So where do the thoughts and reactions come from?  They come from our personality, which is formed in the first seven years in transition from “I Am” in response to whatever the feedback of parents, siblings, friends, school and society offers to us as acceptable roles of behaviour.  As children, we are moulded into concepts of what boys and girls should be like, what makes up heroes and heroines, and what constitutes roles that are unacceptable to adults, our peers and to our teachers. Out of self-preservation, we adjust ourselves accordingly.  In order to differentiate ourselves, to express ourselves,  to get attention, validation and recognition, we assume certain roles.  If you don’t believe me, talk to a schoolteacher. They are able to identify easily which children in their class are the first child, second, third or only one, purely based on the behaviour they display in the classroom.

So our personality is formed in response to the external world, and how we wish to position ourselves within that.  It is therefore relative.  Notice how easily we switch roles depending on the situation we find ourselves in and who we are with.  The cues are automatic and unconscious.  For example, when we are with strangers we put on a front, or a mask, while at home we can let our hair down.  Men act differently around other men than around women.   One incident a few years ago made me do a doubletake regarding my assumptions about who I am.  After years of playing the successful professional and breadwinner, I came back to Australia and hung out with my parents. Others would have described me as capable, and responsible, but a tad too serious and repressed. A mother of two little girls.

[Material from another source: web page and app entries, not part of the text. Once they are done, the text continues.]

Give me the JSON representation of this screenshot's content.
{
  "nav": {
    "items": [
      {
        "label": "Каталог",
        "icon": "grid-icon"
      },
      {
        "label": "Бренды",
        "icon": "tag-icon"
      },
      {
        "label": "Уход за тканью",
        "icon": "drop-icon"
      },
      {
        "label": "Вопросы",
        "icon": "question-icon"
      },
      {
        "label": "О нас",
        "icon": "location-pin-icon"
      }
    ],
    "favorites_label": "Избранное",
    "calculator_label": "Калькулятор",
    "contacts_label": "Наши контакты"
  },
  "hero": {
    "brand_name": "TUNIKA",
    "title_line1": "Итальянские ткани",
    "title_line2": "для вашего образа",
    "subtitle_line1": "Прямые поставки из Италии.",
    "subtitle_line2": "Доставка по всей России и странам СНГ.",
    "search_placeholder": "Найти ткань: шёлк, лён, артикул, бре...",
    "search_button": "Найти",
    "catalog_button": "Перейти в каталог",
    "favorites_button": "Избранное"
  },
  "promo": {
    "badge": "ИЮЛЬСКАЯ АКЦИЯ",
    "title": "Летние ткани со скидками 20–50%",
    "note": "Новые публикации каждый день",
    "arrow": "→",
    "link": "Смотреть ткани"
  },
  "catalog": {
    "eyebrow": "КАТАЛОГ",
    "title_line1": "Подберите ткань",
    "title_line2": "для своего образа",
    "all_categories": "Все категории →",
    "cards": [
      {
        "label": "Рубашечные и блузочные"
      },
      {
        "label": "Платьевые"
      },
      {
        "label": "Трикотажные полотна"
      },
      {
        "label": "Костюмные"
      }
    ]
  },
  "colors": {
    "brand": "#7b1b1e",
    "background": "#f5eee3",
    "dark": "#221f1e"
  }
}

That changed when my little brother came back from Europe and joined us. When he was around I surprised both myself and my family with sudden outbreaks of spontaneous and goofy behaviour. On one notable evening I even jumped up from the dinner I was hosting to chase him around the table waving a tea towel at him in a mock bullfight.  Of course, he humoured me and pretended to be the raging bull. I had a great time.  It might be normal for some but it was very uncharacteristic for me.  You see until then, even I did not know that girlish spontaneity still lived inside me. Thank God for little brothers.

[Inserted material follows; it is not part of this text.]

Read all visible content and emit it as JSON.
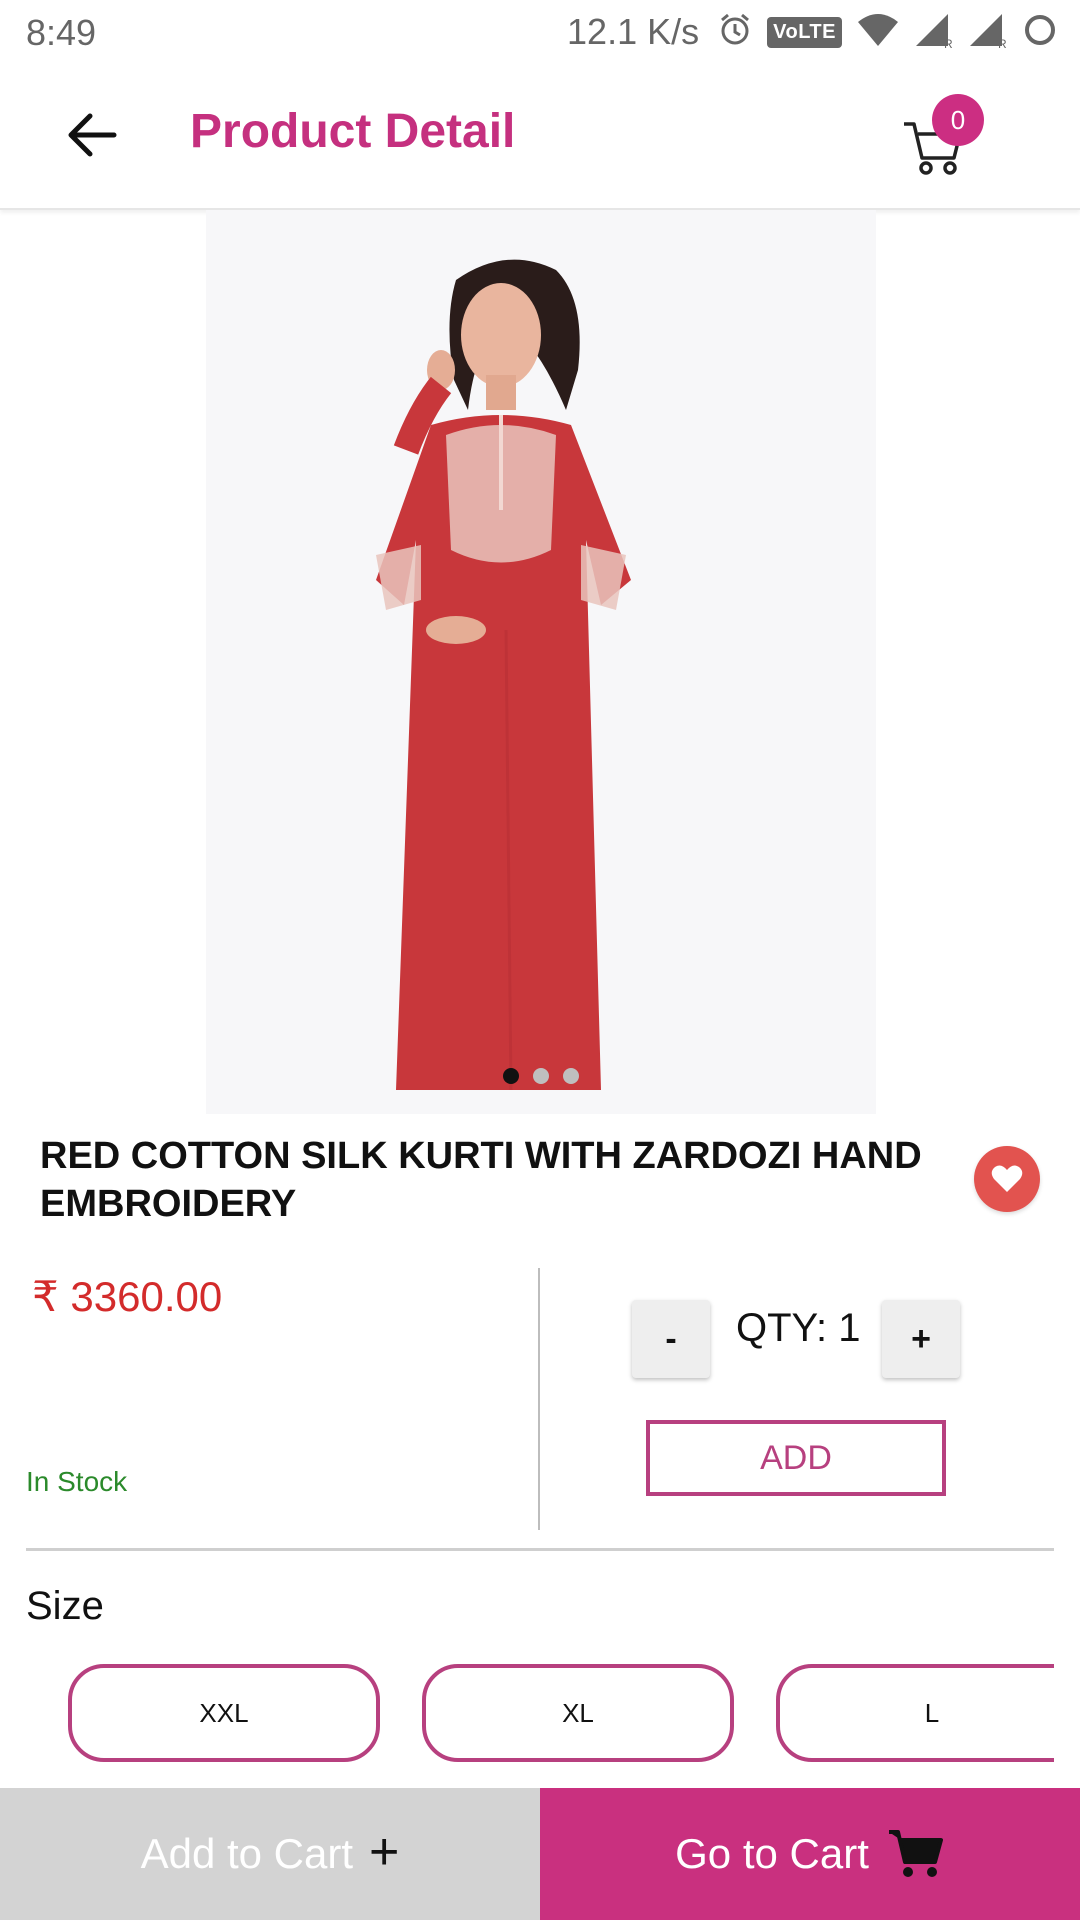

Scroll forward to where you and I are contemplating the source of our thoughts and reactions. We must realise that the seasoned actor within us can forget it is just a role we took on to fit in, or to get on, or to achieve a purpose.  The personality has become second nature, deeply ingrained and entrenched within us. It is almost like a strangler fig.  strangler fig, Essence vs. Personality

So we end up reacting. Resisting anything that threatens our personality and loving anything that shores up our personality. Letting the voices within run us. And when our kids or partner or colleagues challenge that role, watch out, if we are taking ourselves seriously. If we have forgotten it was just a role we were trying out, to experience whether we could play it, whether it would work.

So it is good to step back occasionally, breathe deeply,  and    …. detach.  Are you the fig that was your framework and protection, or are you the pure essence within? Essence vs. Personality –  As you remember that the voice within is simply an assumed role, you come into a position of being choice – whether you continue feeding that role, or whether you are ready to release it.  You can return to your true nature, which is the pure, sacred essence within.  Undefined and unlimited.



Warring factions within? Julia works with people to unpack the internal conflict and pressures in the subconscious space and return to a place of unity and harmony within. For more information call Julia on 3878 4947.